Amazon founder Jeff Bezos on Tuesday pledged $1 billion towards the Great Green Wall, a new plan to help fight desertification in Africa.
Bezos attended the COP26 conference in Glasgow and convened with Prince Charles, French President Emmanuel Macron, and Nigerian President Muhammadu Buhari at a U.N. Convention to Combat Desertification (UNCCD) event that focused on the new project, which aims to fight back against climate change’s effect on the landscape and agriculture of Africa.
The Great Green Wall of Africa is an initiative reforest the continent, where climate change has drastically effected the soil, agriculture, and weather patterns. The project was launched in 2007 by the African Union, and aims to plant 100 million hectares of trees and forestry by the end of this decade in 2030.
Africa is at the forefront of the climate crisis. Although it is contributes the least to carbon emissions in the plants atmosphere, it remains the most vulnerable area in the world to the present and forthcoming effects of climate change.
The report found that up to 32 million people could be forced to move to other parts of the region by 2050 if adequate action isn’t taken to combat climate change. People may begin being forced out by 2030.
Although Sub-Saharan Africa contributes the least globally to carbon emissions, the people who live there are bearing the brunt of these actions. Although the report projects the most extreme consequences to take place ten to thirty years in the future, the effects of climate change have already arrived on the continent. Temperatures are rising 1.5 times faster than the worldwide average in some areas.
Water scarcity has already started affecting crop productivity and causing people to seek out new areas for farming. Droughts and erosion of the landscape have put the livelihood of those working in agriculture in jeopardy, as well as the population at large.
Climate change is one of Africa’s biggest issues
Cities on the coasts of Senegal and Nigeria face impending rises in sea levels, which could cause the region’s most central cities to be massively impacted.
The report calls for international assistance, stating that “immediate and concerted action to reduce global emissions and support green, inclusive, and resilient development could reduce the scale of climate migration by as much as 60% in West Africa.”
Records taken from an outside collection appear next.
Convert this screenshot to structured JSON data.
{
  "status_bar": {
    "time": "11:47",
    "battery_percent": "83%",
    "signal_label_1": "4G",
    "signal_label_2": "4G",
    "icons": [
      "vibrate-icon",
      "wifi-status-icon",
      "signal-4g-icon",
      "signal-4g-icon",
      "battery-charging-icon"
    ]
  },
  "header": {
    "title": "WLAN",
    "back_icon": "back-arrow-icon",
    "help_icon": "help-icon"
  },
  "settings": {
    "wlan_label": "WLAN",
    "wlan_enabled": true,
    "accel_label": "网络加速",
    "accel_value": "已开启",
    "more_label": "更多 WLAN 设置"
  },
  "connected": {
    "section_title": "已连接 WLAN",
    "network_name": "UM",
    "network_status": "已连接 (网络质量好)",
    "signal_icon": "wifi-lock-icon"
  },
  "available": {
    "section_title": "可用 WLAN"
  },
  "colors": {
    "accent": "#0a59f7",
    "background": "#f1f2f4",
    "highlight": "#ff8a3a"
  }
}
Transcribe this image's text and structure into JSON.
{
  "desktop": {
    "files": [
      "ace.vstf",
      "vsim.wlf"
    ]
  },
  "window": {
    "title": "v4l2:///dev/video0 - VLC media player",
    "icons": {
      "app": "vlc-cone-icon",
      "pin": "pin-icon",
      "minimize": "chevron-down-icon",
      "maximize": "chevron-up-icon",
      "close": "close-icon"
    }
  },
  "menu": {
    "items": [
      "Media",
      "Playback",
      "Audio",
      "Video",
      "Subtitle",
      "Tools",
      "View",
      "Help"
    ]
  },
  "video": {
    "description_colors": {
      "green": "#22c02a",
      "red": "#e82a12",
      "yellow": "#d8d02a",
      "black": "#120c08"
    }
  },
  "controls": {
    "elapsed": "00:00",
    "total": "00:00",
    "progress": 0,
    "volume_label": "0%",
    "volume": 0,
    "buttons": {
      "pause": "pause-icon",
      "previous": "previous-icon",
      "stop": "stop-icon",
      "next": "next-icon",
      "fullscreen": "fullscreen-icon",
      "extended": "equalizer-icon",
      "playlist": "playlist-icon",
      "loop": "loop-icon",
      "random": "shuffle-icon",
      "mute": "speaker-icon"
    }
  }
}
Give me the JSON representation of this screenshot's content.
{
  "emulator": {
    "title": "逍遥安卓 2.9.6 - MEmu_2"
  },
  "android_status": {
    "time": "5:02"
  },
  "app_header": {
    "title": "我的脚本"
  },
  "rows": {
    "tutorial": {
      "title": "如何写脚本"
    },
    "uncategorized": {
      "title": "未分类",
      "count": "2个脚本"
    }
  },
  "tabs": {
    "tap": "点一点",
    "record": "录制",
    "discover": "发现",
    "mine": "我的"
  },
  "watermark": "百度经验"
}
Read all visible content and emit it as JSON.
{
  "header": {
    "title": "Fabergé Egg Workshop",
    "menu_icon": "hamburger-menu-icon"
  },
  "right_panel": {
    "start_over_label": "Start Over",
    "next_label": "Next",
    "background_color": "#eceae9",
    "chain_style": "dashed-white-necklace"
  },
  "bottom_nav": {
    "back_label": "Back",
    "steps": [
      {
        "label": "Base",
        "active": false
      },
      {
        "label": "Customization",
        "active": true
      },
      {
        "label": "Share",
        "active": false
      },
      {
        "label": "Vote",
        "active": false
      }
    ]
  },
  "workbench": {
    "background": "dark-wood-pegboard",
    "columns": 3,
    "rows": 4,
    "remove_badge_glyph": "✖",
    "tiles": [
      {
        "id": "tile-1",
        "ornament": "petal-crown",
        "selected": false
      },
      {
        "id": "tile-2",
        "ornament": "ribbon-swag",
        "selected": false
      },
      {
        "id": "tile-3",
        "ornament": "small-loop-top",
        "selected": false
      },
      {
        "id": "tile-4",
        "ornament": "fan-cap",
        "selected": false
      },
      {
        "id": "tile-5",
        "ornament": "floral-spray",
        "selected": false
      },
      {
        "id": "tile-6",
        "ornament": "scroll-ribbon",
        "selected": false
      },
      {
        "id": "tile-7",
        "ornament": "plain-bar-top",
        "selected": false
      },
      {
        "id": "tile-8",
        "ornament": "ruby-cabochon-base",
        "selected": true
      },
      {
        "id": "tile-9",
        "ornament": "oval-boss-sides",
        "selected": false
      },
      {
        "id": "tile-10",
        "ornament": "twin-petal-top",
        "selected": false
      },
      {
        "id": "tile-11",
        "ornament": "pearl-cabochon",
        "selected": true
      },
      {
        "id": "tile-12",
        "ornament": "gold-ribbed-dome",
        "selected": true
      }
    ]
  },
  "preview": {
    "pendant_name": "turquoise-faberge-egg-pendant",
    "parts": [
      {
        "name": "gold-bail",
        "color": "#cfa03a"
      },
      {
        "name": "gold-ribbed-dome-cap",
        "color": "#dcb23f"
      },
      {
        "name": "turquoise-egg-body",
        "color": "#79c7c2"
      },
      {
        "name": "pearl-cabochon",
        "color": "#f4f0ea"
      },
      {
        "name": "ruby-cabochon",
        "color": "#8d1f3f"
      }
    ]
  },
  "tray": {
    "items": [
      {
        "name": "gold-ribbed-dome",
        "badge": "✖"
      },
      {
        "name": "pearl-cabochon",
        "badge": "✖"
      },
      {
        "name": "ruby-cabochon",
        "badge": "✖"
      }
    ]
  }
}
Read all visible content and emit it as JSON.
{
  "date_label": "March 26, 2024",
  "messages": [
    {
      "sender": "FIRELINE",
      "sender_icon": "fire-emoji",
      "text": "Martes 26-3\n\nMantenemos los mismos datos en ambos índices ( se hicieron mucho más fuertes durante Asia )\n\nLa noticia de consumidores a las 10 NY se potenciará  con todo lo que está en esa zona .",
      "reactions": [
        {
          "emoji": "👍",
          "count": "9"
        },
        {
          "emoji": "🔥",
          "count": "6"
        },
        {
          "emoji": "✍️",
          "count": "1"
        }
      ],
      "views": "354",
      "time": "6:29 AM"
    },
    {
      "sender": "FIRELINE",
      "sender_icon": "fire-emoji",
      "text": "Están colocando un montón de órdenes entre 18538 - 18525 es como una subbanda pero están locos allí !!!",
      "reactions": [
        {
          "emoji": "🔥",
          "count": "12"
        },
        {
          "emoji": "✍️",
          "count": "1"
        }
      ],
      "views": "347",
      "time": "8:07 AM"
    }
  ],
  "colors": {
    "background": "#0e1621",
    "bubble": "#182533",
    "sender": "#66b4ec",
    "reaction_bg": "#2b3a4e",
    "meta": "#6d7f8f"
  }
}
The World Bank’s most recent Africa’s Pulse report says that Sub-Saharan Africa would need roughly $30 billion to $50 billion annually throughout the course of the decade to afford the climate adaptation necessary for the problems it’s facing.